▶ **Goal of the exercise**: Reproduce every line that appears below, precisely and completely.

***

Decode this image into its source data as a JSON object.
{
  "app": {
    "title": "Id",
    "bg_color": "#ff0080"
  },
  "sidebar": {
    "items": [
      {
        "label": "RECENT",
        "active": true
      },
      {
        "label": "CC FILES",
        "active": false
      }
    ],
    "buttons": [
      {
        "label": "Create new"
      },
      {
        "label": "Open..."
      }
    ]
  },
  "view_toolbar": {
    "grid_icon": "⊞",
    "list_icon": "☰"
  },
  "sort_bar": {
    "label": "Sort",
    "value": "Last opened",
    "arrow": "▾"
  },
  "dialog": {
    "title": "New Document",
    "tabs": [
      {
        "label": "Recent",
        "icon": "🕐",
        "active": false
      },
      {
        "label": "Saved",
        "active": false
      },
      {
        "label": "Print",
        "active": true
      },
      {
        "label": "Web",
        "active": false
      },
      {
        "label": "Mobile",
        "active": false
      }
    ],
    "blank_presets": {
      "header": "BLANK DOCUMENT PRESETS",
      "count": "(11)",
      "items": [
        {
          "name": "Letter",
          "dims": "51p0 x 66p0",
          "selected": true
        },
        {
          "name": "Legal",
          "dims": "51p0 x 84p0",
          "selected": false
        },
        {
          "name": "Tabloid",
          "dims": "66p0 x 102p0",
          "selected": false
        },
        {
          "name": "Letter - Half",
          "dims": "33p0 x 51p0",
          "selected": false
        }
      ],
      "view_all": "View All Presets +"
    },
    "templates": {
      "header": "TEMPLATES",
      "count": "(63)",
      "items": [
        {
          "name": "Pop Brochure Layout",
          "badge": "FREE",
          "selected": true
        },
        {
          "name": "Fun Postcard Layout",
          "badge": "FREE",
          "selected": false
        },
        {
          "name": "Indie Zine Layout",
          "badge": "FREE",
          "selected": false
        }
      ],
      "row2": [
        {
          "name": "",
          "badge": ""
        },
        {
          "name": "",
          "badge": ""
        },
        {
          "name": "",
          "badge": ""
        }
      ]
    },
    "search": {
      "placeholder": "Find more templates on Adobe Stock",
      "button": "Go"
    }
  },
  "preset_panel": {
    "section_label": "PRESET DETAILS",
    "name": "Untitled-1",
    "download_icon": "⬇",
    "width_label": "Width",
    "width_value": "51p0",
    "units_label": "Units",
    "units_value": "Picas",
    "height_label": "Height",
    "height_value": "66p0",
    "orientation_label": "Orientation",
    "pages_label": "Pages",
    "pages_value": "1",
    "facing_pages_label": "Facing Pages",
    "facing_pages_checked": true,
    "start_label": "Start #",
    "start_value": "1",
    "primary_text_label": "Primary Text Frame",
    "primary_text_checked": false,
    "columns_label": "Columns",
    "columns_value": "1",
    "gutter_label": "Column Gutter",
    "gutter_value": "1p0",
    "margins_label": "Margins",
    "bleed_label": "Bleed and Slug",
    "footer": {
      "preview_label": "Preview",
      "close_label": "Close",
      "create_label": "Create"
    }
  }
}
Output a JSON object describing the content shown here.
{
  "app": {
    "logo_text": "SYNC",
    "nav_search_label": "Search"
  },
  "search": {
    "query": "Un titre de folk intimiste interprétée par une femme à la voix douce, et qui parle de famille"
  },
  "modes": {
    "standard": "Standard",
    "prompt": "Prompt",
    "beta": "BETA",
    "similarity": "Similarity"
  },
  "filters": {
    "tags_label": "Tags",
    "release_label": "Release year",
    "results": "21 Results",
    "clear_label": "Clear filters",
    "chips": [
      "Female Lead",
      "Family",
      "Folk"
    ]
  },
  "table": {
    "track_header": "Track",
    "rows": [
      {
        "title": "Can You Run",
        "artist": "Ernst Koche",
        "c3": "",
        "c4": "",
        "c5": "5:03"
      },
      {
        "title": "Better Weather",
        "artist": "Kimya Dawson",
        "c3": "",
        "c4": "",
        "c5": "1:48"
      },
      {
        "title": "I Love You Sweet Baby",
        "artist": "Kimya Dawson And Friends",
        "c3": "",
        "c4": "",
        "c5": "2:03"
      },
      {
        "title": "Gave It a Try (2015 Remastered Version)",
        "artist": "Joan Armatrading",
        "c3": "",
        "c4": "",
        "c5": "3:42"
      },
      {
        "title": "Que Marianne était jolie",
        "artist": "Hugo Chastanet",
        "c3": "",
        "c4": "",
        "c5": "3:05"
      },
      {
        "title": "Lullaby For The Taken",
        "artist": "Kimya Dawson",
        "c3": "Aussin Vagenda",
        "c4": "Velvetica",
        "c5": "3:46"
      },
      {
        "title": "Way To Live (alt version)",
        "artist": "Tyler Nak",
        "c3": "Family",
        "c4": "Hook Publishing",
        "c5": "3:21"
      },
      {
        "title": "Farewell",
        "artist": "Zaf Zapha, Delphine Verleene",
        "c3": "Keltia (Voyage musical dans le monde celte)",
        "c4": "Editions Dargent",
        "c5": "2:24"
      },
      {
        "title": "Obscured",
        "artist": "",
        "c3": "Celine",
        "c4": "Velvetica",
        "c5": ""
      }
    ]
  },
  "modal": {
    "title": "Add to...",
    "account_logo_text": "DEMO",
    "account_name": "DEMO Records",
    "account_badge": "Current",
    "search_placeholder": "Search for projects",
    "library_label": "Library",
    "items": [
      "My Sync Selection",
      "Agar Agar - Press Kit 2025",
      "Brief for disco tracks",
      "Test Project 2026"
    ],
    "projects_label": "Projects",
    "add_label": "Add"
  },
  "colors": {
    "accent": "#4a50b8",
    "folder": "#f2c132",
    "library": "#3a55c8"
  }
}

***

▶ **Reply to the exercise**:
Decode this image into its source data as a JSON object.
{
  "app": {
    "title": "Id",
    "bg_color": "#ff0080"
  },
  "sidebar": {
    "items": [
      {
        "label": "RECENT",
        "active": true
      },
      {
        "label": "CC FILES",
        "active": false
      }
    ],
    "buttons": [
      {
        "label": "Create new"
      },
      {
        "label": "Open..."
      }
    ]
  },
  "view_toolbar": {
    "grid_icon": "⊞",
    "list_icon": "☰"
  },
  "sort_bar": {
    "label": "Sort",
    "value": "Last opened",
    "arrow": "▾"
  },
  "dialog": {
    "title": "New Document",
    "tabs": [
      {
        "label": "Recent",
        "icon": "🕐",
        "active": false
      },
      {
        "label": "Saved",
        "active": false
      },
      {
        "label": "Print",
        "active": true
      },
      {
        "label": "Web",
        "active": false
      },
      {
        "label": "Mobile",
        "active": false
      }
    ],
    "blank_presets": {
      "header": "BLANK DOCUMENT PRESETS",
      "count": "(11)",
      "items": [
        {
          "name": "Letter",
          "dims": "51p0 x 66p0",
          "selected": true
        },
        {
          "name": "Legal",
          "dims": "51p0 x 84p0",
          "selected": false
        },
        {
          "name": "Tabloid",
          "dims": "66p0 x 102p0",
          "selected": false
        },
        {
          "name": "Letter - Half",
          "dims": "33p0 x 51p0",
          "selected": false
        }
      ],
      "view_all": "View All Presets +"
    },
    "templates": {
      "header": "TEMPLATES",
      "count": "(63)",
      "items": [
        {
          "name": "Pop Brochure Layout",
          "badge": "FREE",
          "selected": true
        },
        {
          "name": "Fun Postcard Layout",
          "badge": "FREE",
          "selected": false
        },
        {
          "name": "Indie Zine Layout",
          "badge": "FREE",
          "selected": false
        }
      ],
      "row2": [
        {
          "name": "",
          "badge": ""
        },
        {
          "name": "",
          "badge": ""
        },
        {
          "name": "",
          "badge": ""
        }
      ]
    },
    "search": {
      "placeholder": "Find more templates on Adobe Stock",
      "button": "Go"
    }
  },
  "preset_panel": {
    "section_label": "PRESET DETAILS",
    "name": "Untitled-1",
    "download_icon": "⬇",
    "width_label": "Width",
    "width_value": "51p0",
    "units_label": "Units",
    "units_value": "Picas",
    "height_label": "Height",
    "height_value": "66p0",
    "orientation_label": "Orientation",
    "pages_label": "Pages",
    "pages_value": "1",
    "facing_pages_label": "Facing Pages",
    "facing_pages_checked": true,
    "start_label": "Start #",
    "start_value": "1",
    "primary_text_label": "Primary Text Frame",
    "primary_text_checked": false,
    "columns_label": "Columns",
    "columns_value": "1",
    "gutter_label": "Column Gutter",
    "gutter_value": "1p0",
    "margins_label": "Margins",
    "bleed_label": "Bleed and Slug",
    "footer": {
      "preview_label": "Preview",
      "close_label": "Close",
      "create_label": "Create"
    }
  }
}
Output a JSON object describing the content shown here.
{
  "app": {
    "logo_text": "SYNC",
    "nav_search_label": "Search"
  },
  "search": {
    "query": "Un titre de folk intimiste interprétée par une femme à la voix douce, et qui parle de famille"
  },
  "modes": {
    "standard": "Standard",
    "prompt": "Prompt",
    "beta": "BETA",
    "similarity": "Similarity"
  },
  "filters": {
    "tags_label": "Tags",
    "release_label": "Release year",
    "results": "21 Results",
    "clear_label": "Clear filters",
    "chips": [
      "Female Lead",
      "Family",
      "Folk"
    ]
  },
  "table": {
    "track_header": "Track",
    "rows": [
      {
        "title": "Can You Run",
        "artist": "Ernst Koche",
        "c3": "",
        "c4": "",
        "c5": "5:03"
      },
      {
        "title": "Better Weather",
        "artist": "Kimya Dawson",
        "c3": "",
        "c4": "",
        "c5": "1:48"
      },
      {
        "title": "I Love You Sweet Baby",
        "artist": "Kimya Dawson And Friends",
        "c3": "",
        "c4": "",
        "c5": "2:03"
      },
      {
        "title": "Gave It a Try (2015 Remastered Version)",
        "artist": "Joan Armatrading",
        "c3": "",
        "c4": "",
        "c5": "3:42"
      },
      {
        "title": "Que Marianne était jolie",
        "artist": "Hugo Chastanet",
        "c3": "",
        "c4": "",
        "c5": "3:05"
      },
      {
        "title": "Lullaby For The Taken",
        "artist": "Kimya Dawson",
        "c3": "Aussin Vagenda",
        "c4": "Velvetica",
        "c5": "3:46"
      },
      {
        "title": "Way To Live (alt version)",
        "artist": "Tyler Nak",
        "c3": "Family",
        "c4": "Hook Publishing",
        "c5": "3:21"
      },
      {
        "title": "Farewell",
        "artist": "Zaf Zapha, Delphine Verleene",
        "c3": "Keltia (Voyage musical dans le monde celte)",
        "c4": "Editions Dargent",
        "c5": "2:24"
      },
      {
        "title": "Obscured",
        "artist": "",
        "c3": "Celine",
        "c4": "Velvetica",
        "c5": ""
      }
    ]
  },
  "modal": {
    "title": "Add to...",
    "account_logo_text": "DEMO",
    "account_name": "DEMO Records",
    "account_badge": "Current",
    "search_placeholder": "Search for projects",
    "library_label": "Library",
    "items": [
      "My Sync Selection",
      "Agar Agar - Press Kit 2025",
      "Brief for disco tracks",
      "Test Project 2026"
    ],
    "projects_label": "Projects",
    "add_label": "Add"
  },
  "colors": {
    "accent": "#4a50b8",
    "folder": "#f2c132",
    "library": "#3a55c8"
  }
}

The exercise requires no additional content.